We are pleased to share with you the latest article published in the journal Vision Research by Marie Vernet (ToNIC / LPL / CLLE) and Stéphanie Ducrot (LPL) in collaboration with colleagues from Aix, Montpellier and Toulouse:

Reference: Vernet, M., Bellocchi, S., Danna, J., Massendari, D., Jover, M., Chaix, Y., Ducrot, S. (2023). The determinants of saccade targeting strategy in neurodevelopmental disorders: The influence of suboptimal reading experience. Vision Research, 204, 108162 https://doi.org/10.1016/j.visres.2022.108162

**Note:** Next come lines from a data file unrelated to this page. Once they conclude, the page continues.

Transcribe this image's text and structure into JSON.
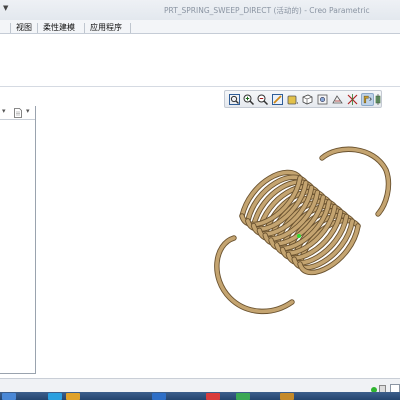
{
  "window": {
    "title": "PRT_SPRING_SWEEP_DIRECT (活动的) - Creo Parametric"
  },
  "menubar": {
    "tabs": [
      {
        "label": "视图"
      },
      {
        "label": "柔性建模"
      },
      {
        "label": "应用程序"
      }
    ]
  },
  "graphics_toolbar": {
    "tools": [
      {
        "icon": "refit-icon"
      },
      {
        "icon": "zoom-in-icon"
      },
      {
        "icon": "zoom-out-icon"
      },
      {
        "icon": "repaint-icon"
      },
      {
        "icon": "display-style-icon"
      },
      {
        "icon": "saved-orientations-icon"
      },
      {
        "icon": "view-manager-icon"
      },
      {
        "icon": "perspective-icon"
      },
      {
        "icon": "datum-display-icon"
      },
      {
        "icon": "annotation-display-icon",
        "active": true
      },
      {
        "icon": "spin-center-icon"
      }
    ]
  },
  "model": {
    "name": "extension spring",
    "color": "#c4a470",
    "edge_color": "#6b5330"
  },
  "status": {
    "indicator_color": "#2fb52f"
  }
}
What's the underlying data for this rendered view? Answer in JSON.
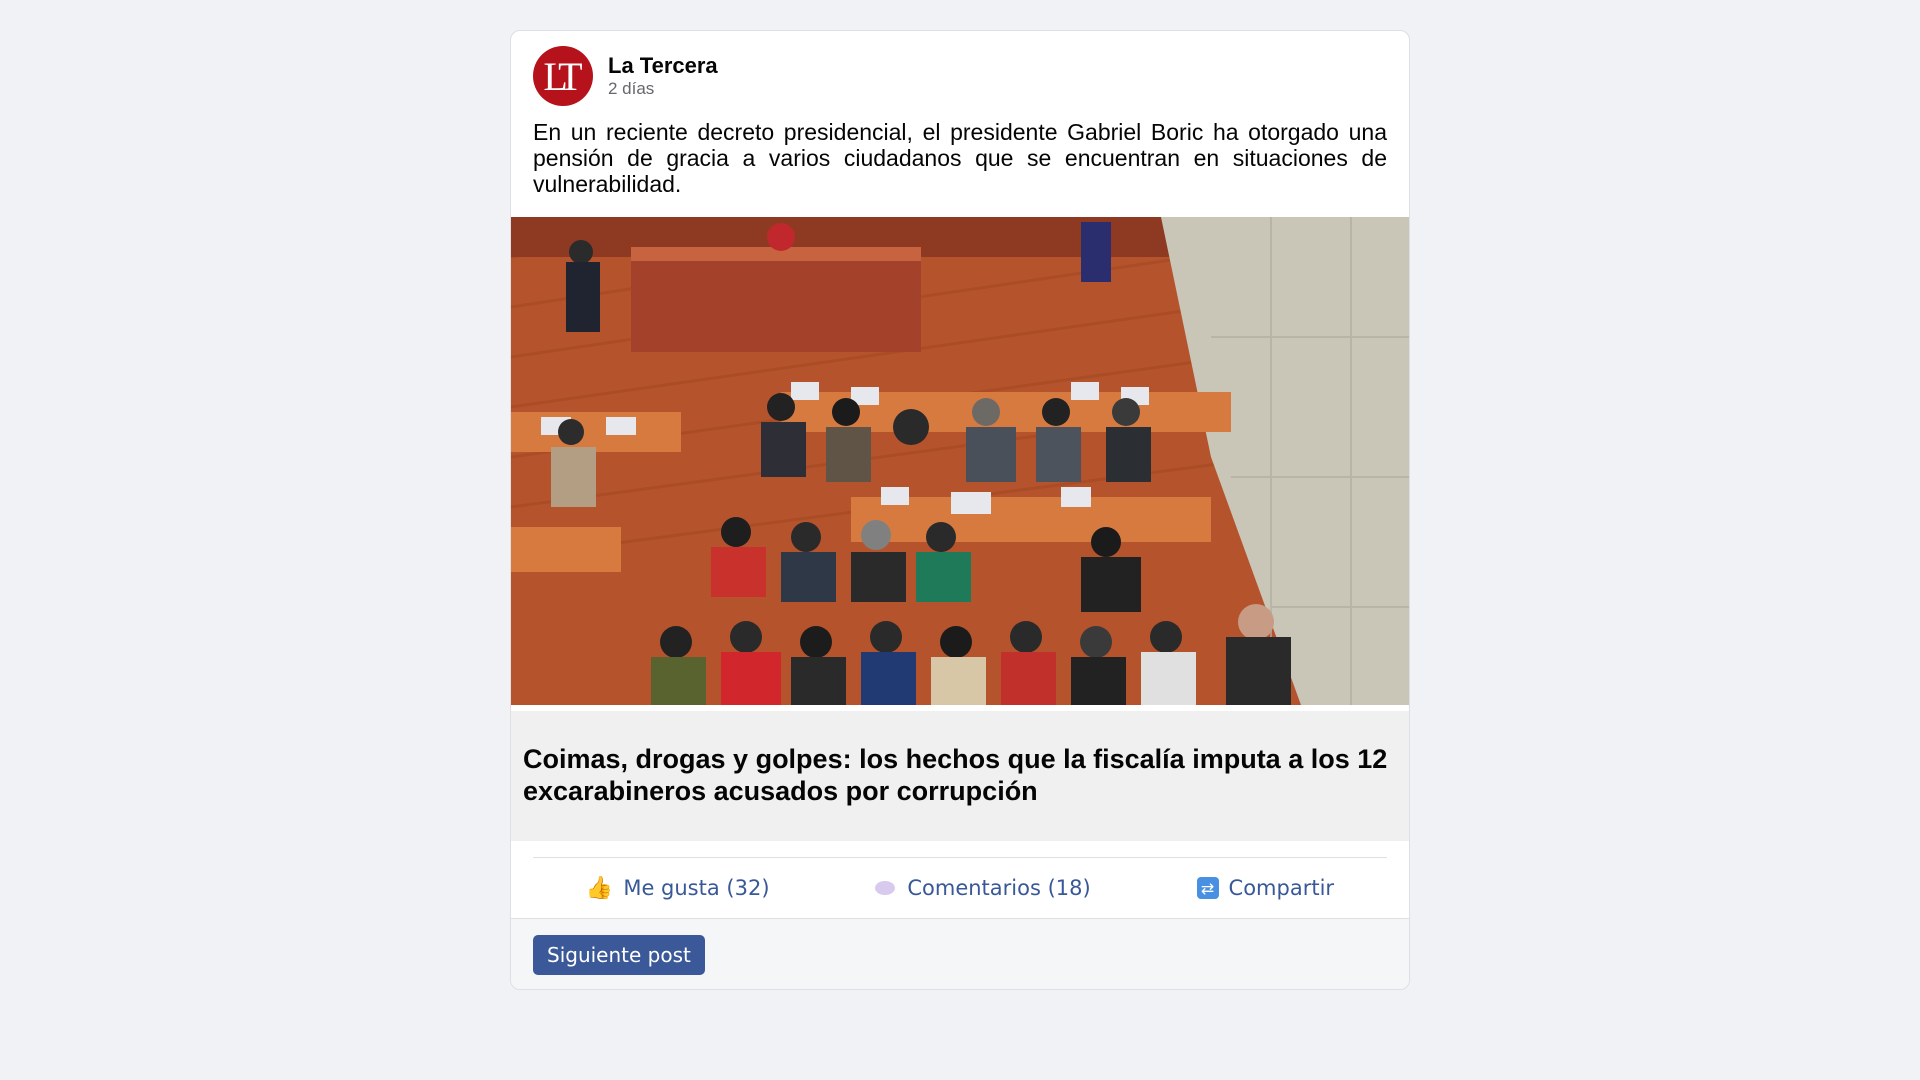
{
  "post": {
    "author": "La Tercera",
    "avatar_initials": "LT",
    "time": "2 días",
    "text": "En un reciente decreto presidencial, el presidente Gabriel Boric ha otorgado una pensión de gracia a varios ciudadanos que se encuentran en situaciones de vulnerabilidad.",
    "image_icon": "courtroom-photo",
    "link_title": "Coimas, drogas y golpes: los hechos que la fiscalía imputa a los 12 excarabineros acusados por corrupción"
  },
  "actions": {
    "like_label": "Me gusta (32)",
    "comment_label": "Comentarios (18)",
    "share_label": "Compartir"
  },
  "footer": {
    "next_label": "Siguiente post"
  },
  "colors": {
    "brand_red": "#b5121b",
    "action_blue": "#385898",
    "button_blue": "#3b5998",
    "background": "#f0f2f5"
  }
}
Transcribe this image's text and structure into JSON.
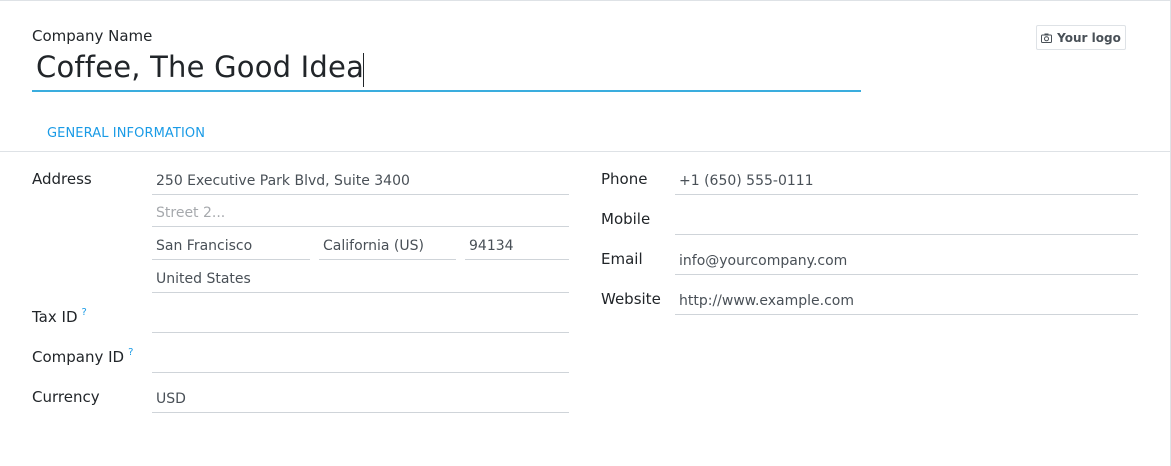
{
  "form": {
    "company_name_label": "Company Name",
    "company_name_value": "Coffee, The Good Idea",
    "logo_button_label": "Your logo",
    "tab_label": "GENERAL INFORMATION"
  },
  "address": {
    "label": "Address",
    "street": "250 Executive Park Blvd, Suite 3400",
    "street2_value": "",
    "street2_placeholder": "Street 2...",
    "city": "San Francisco",
    "state": "California (US)",
    "zip": "94134",
    "country": "United States"
  },
  "tax_id": {
    "label": "Tax ID",
    "help": "?",
    "value": ""
  },
  "company_id": {
    "label": "Company ID",
    "help": "?",
    "value": ""
  },
  "currency": {
    "label": "Currency",
    "value": "USD"
  },
  "contact": {
    "phone_label": "Phone",
    "phone_value": "+1 (650) 555-0111",
    "mobile_label": "Mobile",
    "mobile_value": "",
    "email_label": "Email",
    "email_value": "info@yourcompany.com",
    "website_label": "Website",
    "website_value": "http://www.example.com"
  },
  "colors": {
    "accent": "#1a9be6",
    "input_focus_border": "#3aadde",
    "field_border": "#cfd4d9"
  }
}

 Abstract: Whether eye-movements deficits are causal in reading disorders (RD) or rather a consequence of linguistic processing difficulty experienced by disabled readers has been extensively debated.Since RD are frequently comorbid with the Neurofibromatosis type1 (NF1), children with NF1 were used as a comparison group for children with dyslexia in this study.Eye movements were recorded while 21 dyslexic, 20 NF1, and 20 typically developing children performed an oculomotor lateralized bisection task. In this experiment, we manipulated the type of stimulus - discrete (words and strings of hashes) versus continuous (solid lines) - and the visual field where the stimulus was displayed (left vs right). The results showed that (1) only proficient readers (TD and NF1 without RD) showed fully developed oculomotor mechanisms for efficient reading, with a clear preferred viewing location located to the left of the word's centre in both visual fields, and fine-tuned saccade targeting guided by the between-character space information and (2) NF1 poor readers mirrored the dyslexic eye movement behaviour, with less accuracy and more variability in saccadic programming, no sensitivity to the discreteness of the stimuli, particularly in the left visual field. We concluded that disruption to oculomotor behaviour reflectsthe fact that many of the processes involved in reading are not yet automatized for children with RD, independently of NF1. This suggests that the differences in saccade targeting strategy between children with and without RD would be secondary consequences of their reduced reading experience.

Reference @HAL (article under embargo, available on request): https://hal-amu.archives-ouvertes.fr/LPL-AIX/hal-03924190v1


Photo: 8-year-old child with NF1. Credits: Authors of the publication.